Your task → Provide the data again exactly, including every line that follows.

Source material →
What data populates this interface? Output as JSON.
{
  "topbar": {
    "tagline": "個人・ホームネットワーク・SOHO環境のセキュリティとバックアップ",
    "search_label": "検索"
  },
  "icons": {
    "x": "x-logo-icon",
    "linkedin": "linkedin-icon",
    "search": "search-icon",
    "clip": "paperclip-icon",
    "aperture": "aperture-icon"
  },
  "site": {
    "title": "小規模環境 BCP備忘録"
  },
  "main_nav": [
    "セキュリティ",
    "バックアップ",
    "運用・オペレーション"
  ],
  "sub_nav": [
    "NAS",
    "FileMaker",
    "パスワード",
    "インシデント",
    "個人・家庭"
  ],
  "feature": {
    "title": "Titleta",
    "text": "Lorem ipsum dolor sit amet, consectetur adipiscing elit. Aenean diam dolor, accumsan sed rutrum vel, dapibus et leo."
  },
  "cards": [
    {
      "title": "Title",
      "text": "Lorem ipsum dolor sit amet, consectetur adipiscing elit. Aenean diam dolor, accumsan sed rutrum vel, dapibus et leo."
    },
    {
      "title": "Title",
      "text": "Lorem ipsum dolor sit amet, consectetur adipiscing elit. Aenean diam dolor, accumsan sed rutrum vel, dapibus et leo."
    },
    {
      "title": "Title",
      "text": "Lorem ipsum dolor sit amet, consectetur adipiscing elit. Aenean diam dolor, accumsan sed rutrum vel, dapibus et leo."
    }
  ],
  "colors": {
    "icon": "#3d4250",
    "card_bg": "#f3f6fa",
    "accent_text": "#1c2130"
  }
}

Result for this exercise →
What data populates this interface? Output as JSON.
{
  "topbar": {
    "tagline": "個人・ホームネットワーク・SOHO環境のセキュリティとバックアップ",
    "search_label": "検索"
  },
  "icons": {
    "x": "x-logo-icon",
    "linkedin": "linkedin-icon",
    "search": "search-icon",
    "clip": "paperclip-icon",
    "aperture": "aperture-icon"
  },
  "site": {
    "title": "小規模環境 BCP備忘録"
  },
  "main_nav": [
    "セキュリティ",
    "バックアップ",
    "運用・オペレーション"
  ],
  "sub_nav": [
    "NAS",
    "FileMaker",
    "パスワード",
    "インシデント",
    "個人・家庭"
  ],
  "feature": {
    "title": "Titleta",
    "text": "Lorem ipsum dolor sit amet, consectetur adipiscing elit. Aenean diam dolor, accumsan sed rutrum vel, dapibus et leo."
  },
  "cards": [
    {
      "title": "Title",
      "text": "Lorem ipsum dolor sit amet, consectetur adipiscing elit. Aenean diam dolor, accumsan sed rutrum vel, dapibus et leo."
    },
    {
      "title": "Title",
      "text": "Lorem ipsum dolor sit amet, consectetur adipiscing elit. Aenean diam dolor, accumsan sed rutrum vel, dapibus et leo."
    },
    {
      "title": "Title",
      "text": "Lorem ipsum dolor sit amet, consectetur adipiscing elit. Aenean diam dolor, accumsan sed rutrum vel, dapibus et leo."
    }
  ],
  "colors": {
    "icon": "#3d4250",
    "card_bg": "#f3f6fa",
    "accent_text": "#1c2130"
  }
}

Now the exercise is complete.